◆ **What you will do**
Please restate each entry below, word for word.

Start of Records provided

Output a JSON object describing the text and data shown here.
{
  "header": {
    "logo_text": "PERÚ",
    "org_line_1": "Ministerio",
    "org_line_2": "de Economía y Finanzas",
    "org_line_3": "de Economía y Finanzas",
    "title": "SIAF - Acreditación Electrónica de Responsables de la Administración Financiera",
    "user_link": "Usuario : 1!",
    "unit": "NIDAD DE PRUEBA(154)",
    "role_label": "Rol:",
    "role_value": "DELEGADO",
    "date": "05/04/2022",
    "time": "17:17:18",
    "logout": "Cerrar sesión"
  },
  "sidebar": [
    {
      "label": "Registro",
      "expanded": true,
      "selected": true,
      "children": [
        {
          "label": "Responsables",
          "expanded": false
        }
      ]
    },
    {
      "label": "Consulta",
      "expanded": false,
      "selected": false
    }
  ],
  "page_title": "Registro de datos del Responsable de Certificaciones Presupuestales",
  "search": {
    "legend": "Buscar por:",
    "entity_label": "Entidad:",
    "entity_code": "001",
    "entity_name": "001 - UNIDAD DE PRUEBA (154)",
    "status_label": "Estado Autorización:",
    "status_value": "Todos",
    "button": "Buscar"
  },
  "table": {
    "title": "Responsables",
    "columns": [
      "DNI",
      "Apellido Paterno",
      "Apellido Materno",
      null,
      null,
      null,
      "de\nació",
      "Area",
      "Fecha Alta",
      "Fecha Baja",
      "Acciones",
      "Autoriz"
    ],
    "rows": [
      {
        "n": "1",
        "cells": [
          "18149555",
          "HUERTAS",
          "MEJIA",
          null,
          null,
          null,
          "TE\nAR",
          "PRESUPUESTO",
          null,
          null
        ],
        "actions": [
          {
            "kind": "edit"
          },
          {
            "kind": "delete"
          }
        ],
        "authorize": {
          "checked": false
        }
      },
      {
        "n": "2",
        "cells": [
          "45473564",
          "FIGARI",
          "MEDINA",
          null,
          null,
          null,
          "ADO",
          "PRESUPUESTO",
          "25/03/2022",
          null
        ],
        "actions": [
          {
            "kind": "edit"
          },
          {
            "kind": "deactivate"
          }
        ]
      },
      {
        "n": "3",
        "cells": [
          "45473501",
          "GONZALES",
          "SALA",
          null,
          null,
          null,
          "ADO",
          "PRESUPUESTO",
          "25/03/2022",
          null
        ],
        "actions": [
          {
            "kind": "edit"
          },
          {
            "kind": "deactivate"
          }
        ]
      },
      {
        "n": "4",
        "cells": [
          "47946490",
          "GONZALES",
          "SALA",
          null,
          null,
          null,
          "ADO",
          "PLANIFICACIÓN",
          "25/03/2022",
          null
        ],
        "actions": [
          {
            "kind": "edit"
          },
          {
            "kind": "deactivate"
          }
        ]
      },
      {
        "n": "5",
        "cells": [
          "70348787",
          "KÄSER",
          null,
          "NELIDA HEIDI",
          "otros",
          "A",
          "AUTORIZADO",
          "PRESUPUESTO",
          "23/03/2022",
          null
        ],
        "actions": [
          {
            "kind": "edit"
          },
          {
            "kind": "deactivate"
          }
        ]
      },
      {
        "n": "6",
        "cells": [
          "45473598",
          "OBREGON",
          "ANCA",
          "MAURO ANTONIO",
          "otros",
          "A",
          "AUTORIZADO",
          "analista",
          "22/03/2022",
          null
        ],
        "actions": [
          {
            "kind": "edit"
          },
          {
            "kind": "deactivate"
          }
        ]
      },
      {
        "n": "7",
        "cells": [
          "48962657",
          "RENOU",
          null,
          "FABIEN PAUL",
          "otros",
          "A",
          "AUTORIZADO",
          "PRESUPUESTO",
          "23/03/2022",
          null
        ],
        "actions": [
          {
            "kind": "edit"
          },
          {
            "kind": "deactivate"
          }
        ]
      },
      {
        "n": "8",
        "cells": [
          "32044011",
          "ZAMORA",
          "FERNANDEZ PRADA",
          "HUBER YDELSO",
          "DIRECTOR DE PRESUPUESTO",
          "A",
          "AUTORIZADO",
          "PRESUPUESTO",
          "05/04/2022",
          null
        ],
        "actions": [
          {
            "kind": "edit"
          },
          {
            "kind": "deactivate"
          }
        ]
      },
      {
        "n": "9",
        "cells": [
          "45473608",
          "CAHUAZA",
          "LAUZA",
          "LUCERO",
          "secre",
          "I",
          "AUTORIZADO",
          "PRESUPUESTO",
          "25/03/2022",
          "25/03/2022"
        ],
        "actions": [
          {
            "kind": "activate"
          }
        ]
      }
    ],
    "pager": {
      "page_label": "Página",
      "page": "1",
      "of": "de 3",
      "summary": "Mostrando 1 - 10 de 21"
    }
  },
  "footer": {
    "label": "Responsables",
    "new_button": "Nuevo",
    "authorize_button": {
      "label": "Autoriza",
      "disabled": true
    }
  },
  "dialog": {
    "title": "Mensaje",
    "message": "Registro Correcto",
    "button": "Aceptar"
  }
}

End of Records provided

◆ **Exercise answer**
Output a JSON object describing the text and data shown here.
{
  "header": {
    "logo_text": "PERÚ",
    "org_line_1": "Ministerio",
    "org_line_2": "de Economía y Finanzas",
    "org_line_3": "de Economía y Finanzas",
    "title": "SIAF - Acreditación Electrónica de Responsables de la Administración Financiera",
    "user_link": "Usuario : 1!",
    "unit": "NIDAD DE PRUEBA(154)",
    "role_label": "Rol:",
    "role_value": "DELEGADO",
    "date": "05/04/2022",
    "time": "17:17:18",
    "logout": "Cerrar sesión"
  },
  "sidebar": [
    {
      "label": "Registro",
      "expanded": true,
      "selected": true,
      "children": [
        {
          "label": "Responsables",
          "expanded": false
        }
      ]
    },
    {
      "label": "Consulta",
      "expanded": false,
      "selected": false
    }
  ],
  "page_title": "Registro de datos del Responsable de Certificaciones Presupuestales",
  "search": {
    "legend": "Buscar por:",
    "entity_label": "Entidad:",
    "entity_code": "001",
    "entity_name": "001 - UNIDAD DE PRUEBA (154)",
    "status_label": "Estado Autorización:",
    "status_value": "Todos",
    "button": "Buscar"
  },
  "table": {
    "title": "Responsables",
    "columns": [
      "DNI",
      "Apellido Paterno",
      "Apellido Materno",
      null,
      null,
      null,
      "de\nació",
      "Area",
      "Fecha Alta",
      "Fecha Baja",
      "Acciones",
      "Autoriz"
    ],
    "rows": [
      {
        "n": "1",
        "cells": [
          "18149555",
          "HUERTAS",
          "MEJIA",
          null,
          null,
          null,
          "TE\nAR",
          "PRESUPUESTO",
          null,
          null
        ],
        "actions": [
          {
            "kind": "edit"
          },
          {
            "kind": "delete"
          }
        ],
        "authorize": {
          "checked": false
        }
      },
      {
        "n": "2",
        "cells": [
          "45473564",
          "FIGARI",
          "MEDINA",
          null,
          null,
          null,
          "ADO",
          "PRESUPUESTO",
          "25/03/2022",
          null
        ],
        "actions": [
          {
            "kind": "edit"
          },
          {
            "kind": "deactivate"
          }
        ]
      },
      {
        "n": "3",
        "cells": [
          "45473501",
          "GONZALES",
          "SALA",
          null,
          null,
          null,
          "ADO",
          "PRESUPUESTO",
          "25/03/2022",
          null
        ],
        "actions": [
          {
            "kind": "edit"
          },
          {
            "kind": "deactivate"
          }
        ]
      },
      {
        "n": "4",
        "cells": [
          "47946490",
          "GONZALES",
          "SALA",
          null,
          null,
          null,
          "ADO",
          "PLANIFICACIÓN",
          "25/03/2022",
          null
        ],
        "actions": [
          {
            "kind": "edit"
          },
          {
            "kind": "deactivate"
          }
        ]
      },
      {
        "n": "5",
        "cells": [
          "70348787",
          "KÄSER",
          null,
          "NELIDA HEIDI",
          "otros",
          "A",
          "AUTORIZADO",
          "PRESUPUESTO",
          "23/03/2022",
          null
        ],
        "actions": [
          {
            "kind": "edit"
          },
          {
            "kind": "deactivate"
          }
        ]
      },
      {
        "n": "6",
        "cells": [
          "45473598",
          "OBREGON",
          "ANCA",
          "MAURO ANTONIO",
          "otros",
          "A",
          "AUTORIZADO",
          "analista",
          "22/03/2022",
          null
        ],
        "actions": [
          {
            "kind": "edit"
          },
          {
            "kind": "deactivate"
          }
        ]
      },
      {
        "n": "7",
        "cells": [
          "48962657",
          "RENOU",
          null,
          "FABIEN PAUL",
          "otros",
          "A",
          "AUTORIZADO",
          "PRESUPUESTO",
          "23/03/2022",
          null
        ],
        "actions": [
          {
            "kind": "edit"
          },
          {
            "kind": "deactivate"
          }
        ]
      },
      {
        "n": "8",
        "cells": [
          "32044011",
          "ZAMORA",
          "FERNANDEZ PRADA",
          "HUBER YDELSO",
          "DIRECTOR DE PRESUPUESTO",
          "A",
          "AUTORIZADO",
          "PRESUPUESTO",
          "05/04/2022",
          null
        ],
        "actions": [
          {
            "kind": "edit"
          },
          {
            "kind": "deactivate"
          }
        ]
      },
      {
        "n": "9",
        "cells": [
          "45473608",
          "CAHUAZA",
          "LAUZA",
          "LUCERO",
          "secre",
          "I",
          "AUTORIZADO",
          "PRESUPUESTO",
          "25/03/2022",
          "25/03/2022"
        ],
        "actions": [
          {
            "kind": "activate"
          }
        ]
      }
    ],
    "pager": {
      "page_label": "Página",
      "page": "1",
      "of": "de 3",
      "summary": "Mostrando 1 - 10 de 21"
    }
  },
  "footer": {
    "label": "Responsables",
    "new_button": "Nuevo",
    "authorize_button": {
      "label": "Autoriza",
      "disabled": true
    }
  },
  "dialog": {
    "title": "Mensaje",
    "message": "Registro Correcto",
    "button": "Aceptar"
  }
}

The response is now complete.